and one species that does occur in Ohio but is more associated with the Dolly Sods and the Northern Piedmont brim regions also known as Virginia pussy toes
^zones of uplift from mountain forming, not to be confused with true named mountain ranges outside of piedmont. Most of whats highlighted in pink is ILP and Blue ridge, Ozarks, Ouachita ect. Which you can look up as real regional mountains. Southern piedmont is also a “complex” and Northern is also a mixed “complex”.
often associated with prairie remnants and savanna, often with little bluestem , grama grasses, and the big bluestem group, in more open habitats.
Here in RRG we see it
On less ericaceous, richer mesic hillsides deeply sloped and rocky enough to still experience part shade to full sun light specifications similar to open woods or savanna despite the fire suppression long since supplied to Kentucky( along with every state) with fragmentation and the brainwashing words of smokey the bear, These hillsides with more alkaline lime parental material to acidic sand there is less specialized ephemeral forbes and with that more common mid spring forbe diversity total since site requirements are so broad. Here is a classic locally abundant species that generally is found more inline with specific aster population diversity, such as Prenanthes spp., Krigia biflora, and Packera obovata. The common grasses and sedges on these more open hillside sites depending on light exposure level are Koeleria macrantha, Carex pensylvanica, Aristida purpurea, and Carex communis, all of which are associated heavily with each other due to basal foliage, more light requirements, and lower growth form (except for Koeleria macrantha). While competition and cohabitation of niche is an indirect association, this species typically requires direct association for long term establishment. As a hemiparasitic plant, this species does photosynthesize but is known to establish in higher quantities when the grasses and sedges above are more present as it’s primary host species are these grass and sedge species in these open forest habitats. While every once in a while finding it’s haustoria in the vigorous asteraceae (honestly most things in direct rootzone, including trees) and potentially reducing their vigor keeping competition functions minimalized it’s primary hosts are more than likely chemically sniffed out from the root exudence made/excreted as the roots of these sedges and grasses elongate, instead of what is just an interaction due to root zones interacting. Haustoria are specialized organs found in many parasitic plants that enable a plant to embed themselves forming a vascular union where they can force/ share nutrients at will. It’s very similar to ectomycorrhizal embeddance between cells where the haustoria are found in intracellular gaps between cells prior to tapping vascular regions in full. So this would be visually much different from endo-arbuscular mycorrhizal connections which are cell invaginators and embedders. I will reiterate this, when I say look, I am truly speaking of visually looks similar, interaction wise, they are still very different mechanisms. As for spreading, while seeds are the primary establishment factor, if hosts are present, large clumps of this population grow asexually via rhizomes in a relatively unidirectional pattern.
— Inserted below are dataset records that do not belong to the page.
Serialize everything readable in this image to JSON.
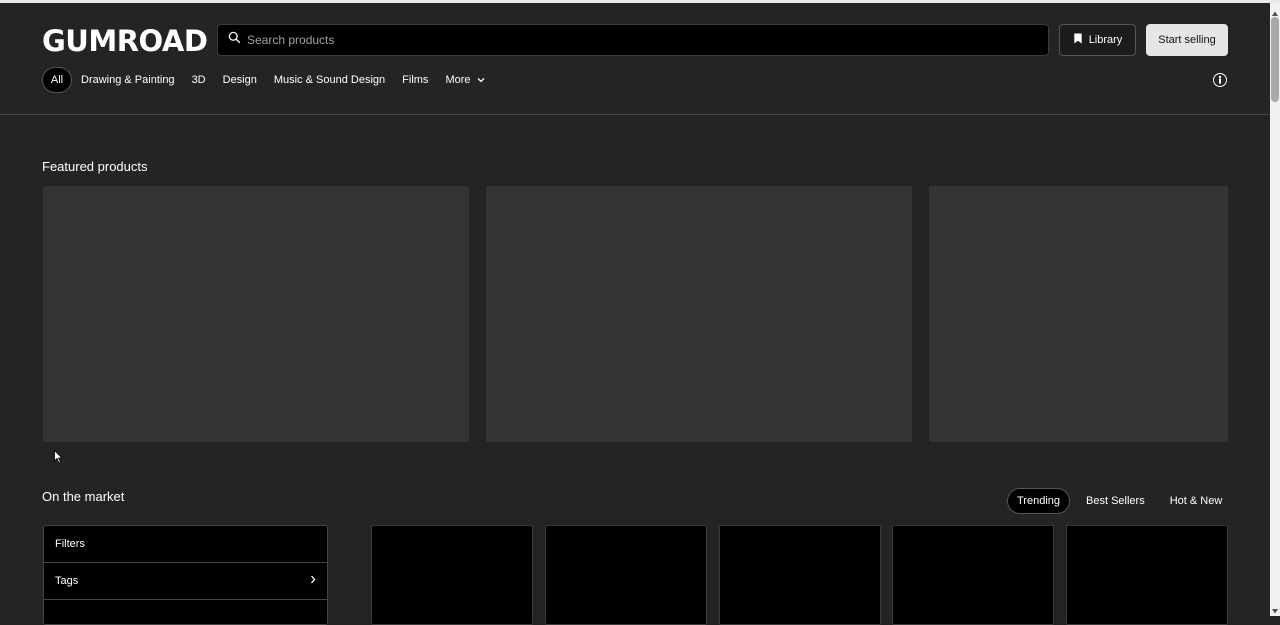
{
  "header": {
    "logo": "GUMROAD",
    "search": {
      "placeholder": "Search products",
      "value": ""
    },
    "library_label": "Library",
    "start_selling_label": "Start selling"
  },
  "nav": {
    "items": [
      {
        "label": "All"
      },
      {
        "label": "Drawing & Painting"
      },
      {
        "label": "3D"
      },
      {
        "label": "Design"
      },
      {
        "label": "Music & Sound Design"
      },
      {
        "label": "Films"
      },
      {
        "label": "More"
      }
    ]
  },
  "featured": {
    "title": "Featured products"
  },
  "market": {
    "title": "On the market",
    "sort_tabs": [
      {
        "label": "Trending"
      },
      {
        "label": "Best Sellers"
      },
      {
        "label": "Hot & New"
      }
    ],
    "filters": {
      "title": "Filters",
      "tags_label": "Tags"
    }
  },
  "colors": {
    "background": "#242424",
    "card_placeholder": "#343434",
    "accent_light": "#e6e6e6"
  }
}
If you are attempting to reconstruct/make/restore a prairie, this is the easiest hemiparasite to get established, it’s also great for permaculture spots as while reducing vigor in plants may seem bad at first, It will increase diversity and light spacing meaning more healthier communities. It’s utilized often for sore throat issues and stomach issues via as dried out leaves for tea so it serves multiple purposes in reducing competitive spacing, increasing light penetration for seeds and germinating plants, and for attracting beneficial insects, a valuable transition season nectar source, and for medicinal purposes.